I know there are hundreds, (thousands even?) of passionate knitters here, but do we have any really knowledgeable historians of knitting?
There was fantastic fine knitting in the Scottish Islands for centuries, and we do have evidence for Victorian times in paintings and the census lists. But do we evidence of knitting in Tudor England?
Bone or metal pins probably, for caps and hose perhaps? 4 ply maybe?
I would be grateful for any information provided.
That would be very interesting for many of us. Add Ireland to that mix, too. So many from those areas immigrated to the US and brought their talent and instructions with them.
I would be very interested in this also. I love history
Any experts out there, my question is specifically about England in the Tudor era, before U.K. was created.
An interesting topic. According to historians knitting goes back to the 11th century in Egypt and because of the trade routes thru the Mediterranean it eventual spread thru Europe and eventually to the Americas. When it did arrive in Europe it started in Spain back in the 1200's. The fine work was used to decorate beautiful silk and velvet dresses, headpieces and bags and eventually evolved into clothing that would provide warmth from bitter cold winters.

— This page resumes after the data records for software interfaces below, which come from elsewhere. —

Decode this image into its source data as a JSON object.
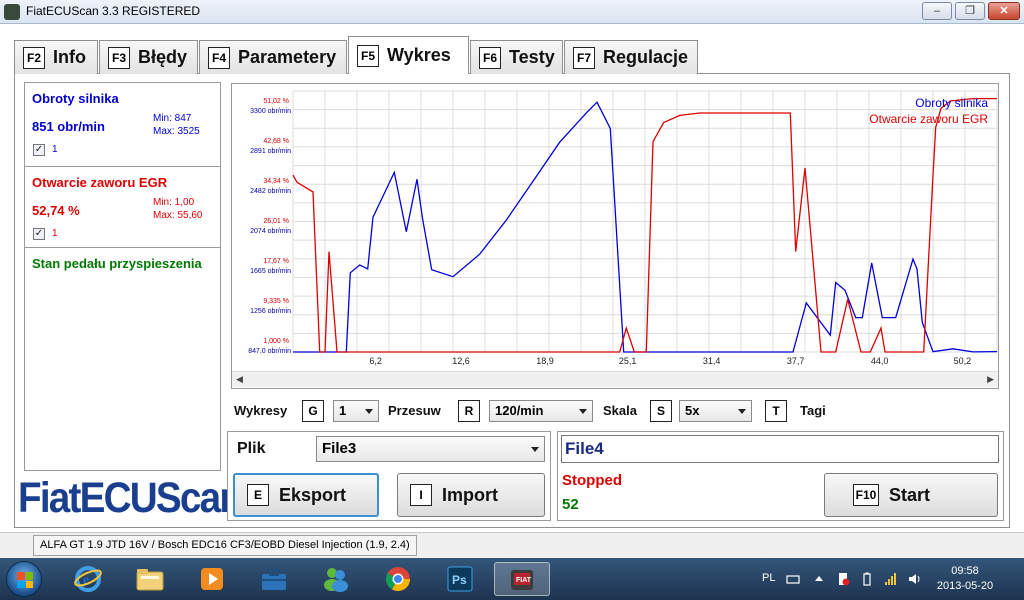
{
  "window": {
    "title": "FiatECUScan 3.3 REGISTERED",
    "minimize": "–",
    "maximize": "❐",
    "close": "✕"
  },
  "tabs": [
    {
      "key": "F2",
      "label": "Info"
    },
    {
      "key": "F3",
      "label": "Błędy"
    },
    {
      "key": "F4",
      "label": "Parametery"
    },
    {
      "key": "F5",
      "label": "Wykres",
      "active": true
    },
    {
      "key": "F6",
      "label": "Testy"
    },
    {
      "key": "F7",
      "label": "Regulacje"
    }
  ],
  "sensors": [
    {
      "name": "Obroty silnika",
      "value": "851 obr/min",
      "min": "Min: 847",
      "max": "Max: 3525",
      "checked": "✓",
      "num": "1",
      "color": "#0000cc"
    },
    {
      "name": "Otwarcie zaworu EGR",
      "value": "52,74 %",
      "min": "Min: 1,00",
      "max": "Max: 55,60",
      "checked": "✓",
      "num": "1",
      "color": "#dd0000"
    },
    {
      "name": "Stan pedału przyspieszenia",
      "color": "#007a00"
    }
  ],
  "logo": "FiatECUScan",
  "chart_data": {
    "type": "line",
    "x_ticks": [
      "6,2",
      "12,6",
      "18,9",
      "25,1",
      "31,4",
      "37,7",
      "44,0",
      "50,2"
    ],
    "y_ticks_red": [
      "51,02 %",
      "42,68 %",
      "34,34 %",
      "26,01 %",
      "17,67 %",
      "9,335 %",
      "1,000 %"
    ],
    "y_ticks_blue": [
      "3300 obr/min",
      "2891 obr/min",
      "2482 obr/min",
      "2074 obr/min",
      "1665 obr/min",
      "1256 obr/min",
      "847,0 obr/min"
    ],
    "legend": [
      "Obroty silnika",
      "Otwarcie zaworu EGR"
    ],
    "legend_placement": "top-right",
    "grid": true,
    "series": [
      {
        "name": "Obroty silnika",
        "color": "#0000dd",
        "axis": "rpm",
        "x": [
          0.0,
          1.5,
          2.0,
          2.4,
          2.7,
          3.3,
          4.0,
          4.3,
          5.0,
          5.6,
          6.0,
          7.6,
          8.5,
          9.3,
          9.7,
          10.4,
          12.0,
          14.0,
          16.0,
          18.0,
          20.0,
          22.0,
          22.8,
          23.8,
          24.8,
          25.4,
          26.5,
          28.0,
          31.0,
          34.5,
          36.5,
          37.0,
          37.5,
          38.5,
          40.3,
          40.7,
          41.4,
          42.2,
          42.7,
          43.4,
          44.2,
          45.2,
          46.5,
          46.8,
          47.2,
          48.0,
          49.5,
          51.0,
          52.8
        ],
        "y": [
          847,
          847,
          847,
          847,
          847,
          847,
          847,
          1660,
          1740,
          1700,
          2230,
          2690,
          2080,
          2620,
          2230,
          1690,
          1620,
          1850,
          2200,
          2600,
          3000,
          3300,
          3410,
          3140,
          847,
          847,
          847,
          847,
          847,
          847,
          847,
          847,
          847,
          1350,
          1020,
          1560,
          1480,
          1200,
          1200,
          1760,
          1200,
          1200,
          1800,
          1700,
          1150,
          850,
          880,
          848,
          851
        ]
      },
      {
        "name": "Otwarcie zaworu EGR",
        "color": "#dd0000",
        "axis": "percent",
        "x": [
          0.0,
          0.3,
          1.5,
          2.0,
          2.4,
          2.7,
          3.3,
          4.0,
          4.3,
          5.0,
          10.0,
          20.0,
          24.5,
          25.0,
          25.6,
          26.5,
          27.0,
          27.8,
          29.0,
          30.5,
          33.0,
          34.5,
          34.8,
          36.5,
          37.3,
          37.7,
          38.4,
          39.6,
          40.1,
          40.7,
          41.6,
          42.6,
          42.8,
          43.3,
          44.1,
          44.4,
          44.9,
          45.4,
          45.8,
          47.3,
          48.0,
          48.2,
          48.6,
          49.3,
          51.0,
          52.8
        ],
        "y": [
          38.0,
          36.5,
          34.5,
          1.0,
          1.0,
          22.0,
          1.0,
          1.0,
          1.0,
          1.0,
          1.0,
          1.0,
          1.0,
          6.0,
          1.0,
          1.0,
          45.0,
          49.0,
          50.5,
          51.0,
          51.0,
          51.0,
          51.0,
          51.0,
          51.0,
          22.0,
          39.5,
          1.0,
          1.0,
          1.0,
          12.0,
          1.0,
          1.0,
          1.0,
          6.0,
          1.0,
          1.0,
          1.0,
          1.0,
          1.0,
          38.0,
          48.0,
          52.0,
          53.5,
          54.0,
          54.0
        ]
      }
    ]
  },
  "controls": {
    "wykresy_label": "Wykresy",
    "wykresy_key": "G",
    "wykresy_value": "1",
    "przesuw_label": "Przesuw",
    "przesuw_key": "R",
    "przesuw_value": "120/min",
    "skala_label": "Skala",
    "skala_key": "S",
    "skala_value": "5x",
    "tagi_key": "T",
    "tagi_label": "Tagi"
  },
  "file_panel": {
    "plik_label": "Plik",
    "plik_value": "File3",
    "eksport_key": "E",
    "eksport_label": "Eksport",
    "import_key": "I",
    "import_label": "Import"
  },
  "record_panel": {
    "file_name": "File4",
    "status": "Stopped",
    "count": "52",
    "start_key": "F10",
    "start_label": "Start"
  },
  "statusbar": {
    "vehicle": "ALFA GT 1.9 JTD 16V / Bosch EDC16 CF3/EOBD Diesel Injection (1.9, 2.4)"
  },
  "taskbar": {
    "lang": "PL",
    "time": "09:58",
    "date": "2013-05-20",
    "apps": [
      "internet-explorer-icon",
      "file-explorer-icon",
      "media-player-icon",
      "briefcase-icon",
      "messenger-icon",
      "chrome-icon",
      "photoshop-icon",
      "fiatecuscan-icon"
    ]
  }
}
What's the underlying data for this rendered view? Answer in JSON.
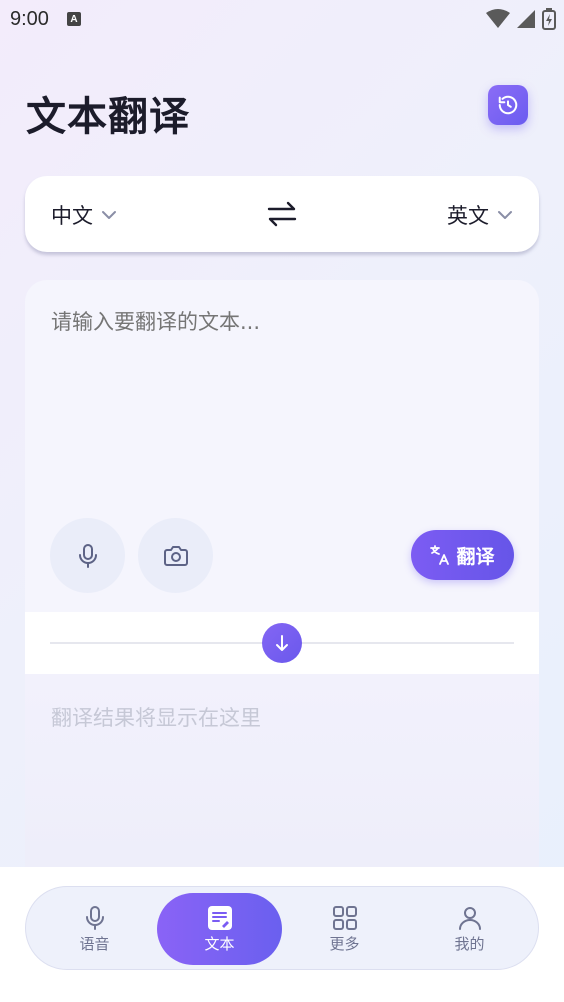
{
  "status_bar": {
    "time": "9:00",
    "notification_icon": "A"
  },
  "header": {
    "title": "文本翻译",
    "history_icon": "history-icon"
  },
  "language_selector": {
    "source_language": "中文",
    "target_language": "英文",
    "swap_icon": "swap-icon"
  },
  "input": {
    "placeholder": "请输入要翻译的文本...",
    "value": "",
    "translate_label": "翻译"
  },
  "result": {
    "placeholder": "翻译结果将显示在这里"
  },
  "bottom_nav": {
    "items": [
      {
        "label": "语音",
        "icon": "mic-icon",
        "active": false
      },
      {
        "label": "文本",
        "icon": "document-icon",
        "active": true
      },
      {
        "label": "更多",
        "icon": "grid-icon",
        "active": false
      },
      {
        "label": "我的",
        "icon": "user-icon",
        "active": false
      }
    ]
  },
  "colors": {
    "accent": "#7a5cf3",
    "placeholder": "#c6c8d6",
    "nav_inactive": "#6f7491"
  }
}
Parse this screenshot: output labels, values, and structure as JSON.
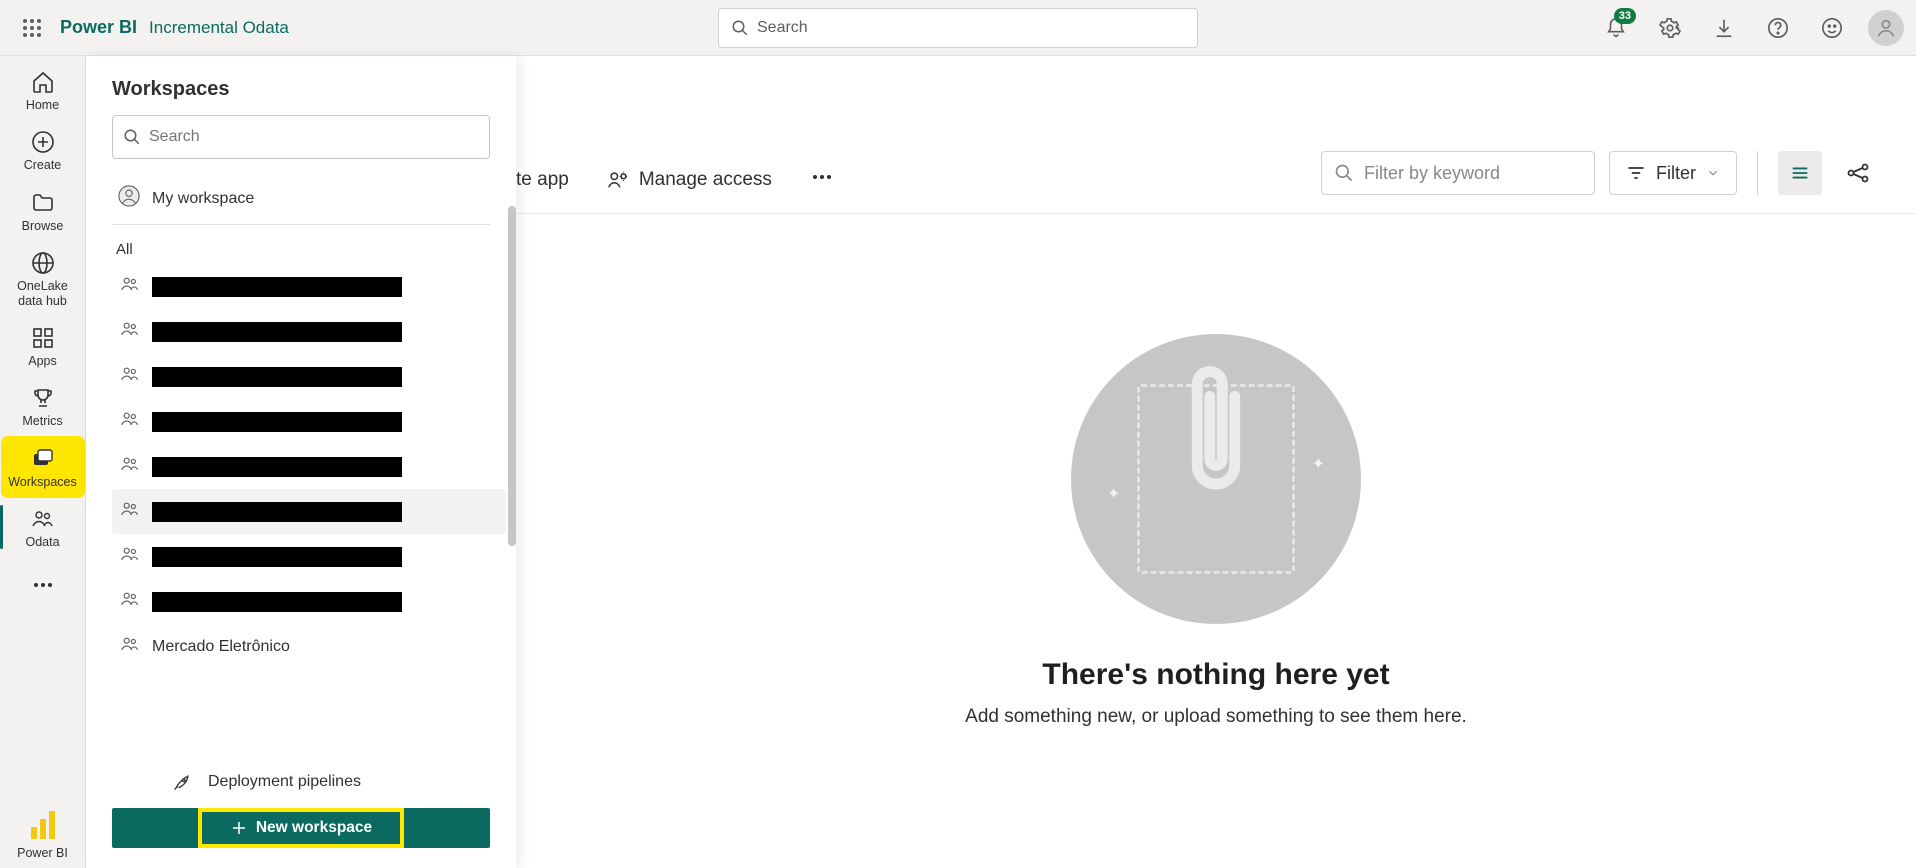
{
  "brand": "Power BI",
  "subtitle": "Incremental Odata",
  "search_placeholder": "Search",
  "notifications_count": "33",
  "nav": {
    "home": "Home",
    "create": "Create",
    "browse": "Browse",
    "onelake": "OneLake data hub",
    "apps": "Apps",
    "metrics": "Metrics",
    "workspaces": "Workspaces",
    "odata": "Odata",
    "powerbi": "Power BI"
  },
  "flyout": {
    "title": "Workspaces",
    "search_placeholder": "Search",
    "my_workspace": "My workspace",
    "all_label": "All",
    "named_item": "Mercado Eletrônico",
    "pipelines": "Deployment pipelines",
    "new_workspace": "New workspace"
  },
  "toolbar": {
    "create_app_suffix": "te app",
    "manage_access": "Manage access",
    "filter_placeholder": "Filter by keyword",
    "filter_button": "Filter"
  },
  "empty": {
    "title": "There's nothing here yet",
    "subtitle": "Add something new, or upload something to see them here."
  }
}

I studied this many years ago when I became interested in knitting, tatting and embroidery. If I recall Queen Elizabeth 1st wore silk stockings because wool was to harsh for her delicate ankles but even she had to succumb to wool stocking in the winter months. These would have all been made by the local poor. Can't remember when E1 came to the throne but maybe the late 1600's. All the needle arts were tied in one way or another. In the mid 1800 the nuns in Cork ireland developed lace making that were directly related to crocheting, knitting and tatting.
In the 17th and 18th century knitting was a very important occupation taken up by entire Scottish families and the fair isle works would identify which family made those particular items.
It is said that in the very beginning 2000 years ago this art form that we love so much was started by fisherman who wove heavy cord into fishing nets and sailors would use finer ropes to make various knots and over the centuries the ropes were woven into finer and finer "string" which began the tatting and knitting era. If my memory is correct (that is taking a chance) the word "knit" is derived from the term "to knot" .
My interest in the original beginnings of nets for fishing is because my grandfather was a fisherman from Greenspond Newfoundland. I visited a couple of times during my teen years and I would be mesmerized as I watched him "create" his fish nets. He could weave those heavy cords faster than my Nan could knit. His hands were so rough but he had the most gentle touch. The salt of the earth was he.
Well that is some of what I remember. I apologize if I have some details wrong. I am happy if I wake up every morning and remember what I am suppose to do with my needles and that lovely colourful string!!!
A good place to start is with "A History of Hand Knitting" by Richard Rutt. This is the most frequently cited reference in article regarding historic knitting. Looking at the prices on Amazon it looks like the book is out of print, but I thought they did a reprint of the book within the last 10 years. The reprint had updates to the illustrations, from what I remember the black and white photos were replaced with color photos.
You could also check with "Medieval Reenactor" here on KP. She's very knowledgeable.
Many thanks to all who have offered some knowledge. I will look out for the book by Richard Rutt.
In the meantime, the strangest thing has happened!
I am reading "How to be a Tudor" by Ruth Goodman. A most fascinating dawn to dusk guide to everyday life.
In chapter 5 about education, Ruth quotes the 1597 census of the poor in Ipswich, Suffolk, where 3 girls are recorded as attending the knitting school.
Stripe me pink! More revelations may follow.
The only thing missing that I noticed was any reference to the Guild system in medieval Europe and British Isles. The Guilds controlled every aspect of arts, sciences, crafts and ordinary necessities of everyday life, and pretty much restricted such knowledge to men, passed from master to apprentice. During these times women were only allowed to knit socks and a few other "comfort" items for their families, but nothing for trade. Anything decorative was jealously guarded from women, who were considered inferior and unable to learn such specialties.
I am sure knitting is as old as sewing and weaving, and we know those are thousands of years old. I imagine sewing and felting came first as people joined pelts and wadded wool.
Great subject! Thanks. Very interesting to read what people said and referenced.